Recent debate in Sweden regarding new case law on employer's liability for employee's suicide

09 May 2014

Katarina Åhlberg, Kajsa Wahrenby

A recent Swedish judgement brings attention to the employer's work environment obligations with regard to psychological and psychosocial risk management.

In June 2010, a 53 year old social worker in the small town of Krokom in northern Sweden committed suicide on the same morning as a meeting was supposed to be held between him and employer representatives regarding his employer's intent to summarily dismiss him. During the year leading up to that meeting, the employee had suffered from depression and had claimed that he was being subject to victimization and bullying from his new supervisor. The problems between him and his supervisor were well known in the workplace and the employee had at numerous instances unsuccessfully asked to be redeployed to a different position.

Two managers bearing the formal work environment responsibilities (the supervisor accused of victimization was not one of them) were subsequently prosecuted for causing the employee's death through criminal negligence and gross recklessness, and specifically by failing to comply with the employer's obligations under the relevant work environment legislation. Both managers were convicted in February 2014 by the District Court of Östersund and were given conditional sentences combined with fines.

According to the judgement, the failure of the managers to conduct systematic work environment management and risk assessment in the workplace, as well as their failure to properly handle the employee's problematic situation and illness, were causal to the employee's suicide. The court also emphasizes the fact that the managers in question summarily dismissed the employee without there being legal grounds for such dismissal (and without considering whether or not such legal grounds existed), while being well aware of the employee's mental state. Further, one of the managers admitted to having feared the employee's suicide.

By reading the judgement, it becomes quite clear that the employer was in breach of its obligations under the Swedish Work Environment Act and the related regulations issued by the supervising Work Environment Authority, especially with regard to the rules regarding bullying, victimization and other forms of inappropriate behaviour.

Regardless of the substance of the employee's claims of victimization and bullying, the court found that the employer was, for example, obligated to perform a proper investigation of them. In this case, an investigation was performed by one of the prosecuted managers. The investigation consisted, however, merely of an interview with the employee's supervisor, after which it was concluded that no inappropriate behaviour had taken place. None of the employee's colleagues were interviewed, despite them having brought the employee's ill-health to the managers' attention as well as being witnesses to certain situations involving the employee and the supervisor.

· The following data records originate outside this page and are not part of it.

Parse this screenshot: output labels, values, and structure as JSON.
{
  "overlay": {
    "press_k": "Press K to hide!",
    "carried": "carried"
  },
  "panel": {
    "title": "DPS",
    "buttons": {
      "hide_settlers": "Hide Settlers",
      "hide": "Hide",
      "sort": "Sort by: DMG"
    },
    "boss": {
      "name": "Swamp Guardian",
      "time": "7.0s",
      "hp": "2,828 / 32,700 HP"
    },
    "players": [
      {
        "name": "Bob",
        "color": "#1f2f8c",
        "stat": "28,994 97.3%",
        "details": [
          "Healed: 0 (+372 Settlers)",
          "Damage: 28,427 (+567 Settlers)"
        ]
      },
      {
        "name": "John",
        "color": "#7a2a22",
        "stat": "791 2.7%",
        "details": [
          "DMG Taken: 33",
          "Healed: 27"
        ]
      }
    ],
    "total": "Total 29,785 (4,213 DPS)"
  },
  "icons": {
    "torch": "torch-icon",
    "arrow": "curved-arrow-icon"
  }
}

The judgement is interesting since there is no precedent of a similar situation, and the case has spurred a debate in Sweden regarding an employer's responsibility and potential criminal liability for an employee's suicide. It should, however, be noted that the judgement to some extent has been misconstrued in the public debate; the case contained some very particular circumstances and employers should therefore not be led to believe that any general principles regarding employer's liability for an employee's suicide have been established. In addition, the judgement has been appealed and the final outcome of the case is therefore still uncertain.

Further, the judgement lacks some substantial analysis regarding the causal link between on the one hand the employer's neglect to observe the work environment rules and the summarily dismissal of the employee, and on the other the employee's suicide. The Appellate Court will hopefully provide further analysis in this respect, regardless of the outcome of the appeal.

To conclude, employers' work environment obligations have in our opinion not been extended by this judgement. For an action or a failure to act to be considered causal to an individual's suicide, the threshold will remain very high. The judgement nonetheless illustrates the employer's responsibility to perform objective and thorough investigations, not only of physical but also of psychological and psychosocial issues and risks. Employers may need more training on methods and actions on the psychosocial side; historically, the focus has been on how physical illnesses and accidents may be avoided. However, employees' right to their personal integrity certainly complicates the employer's risk analysis in this area.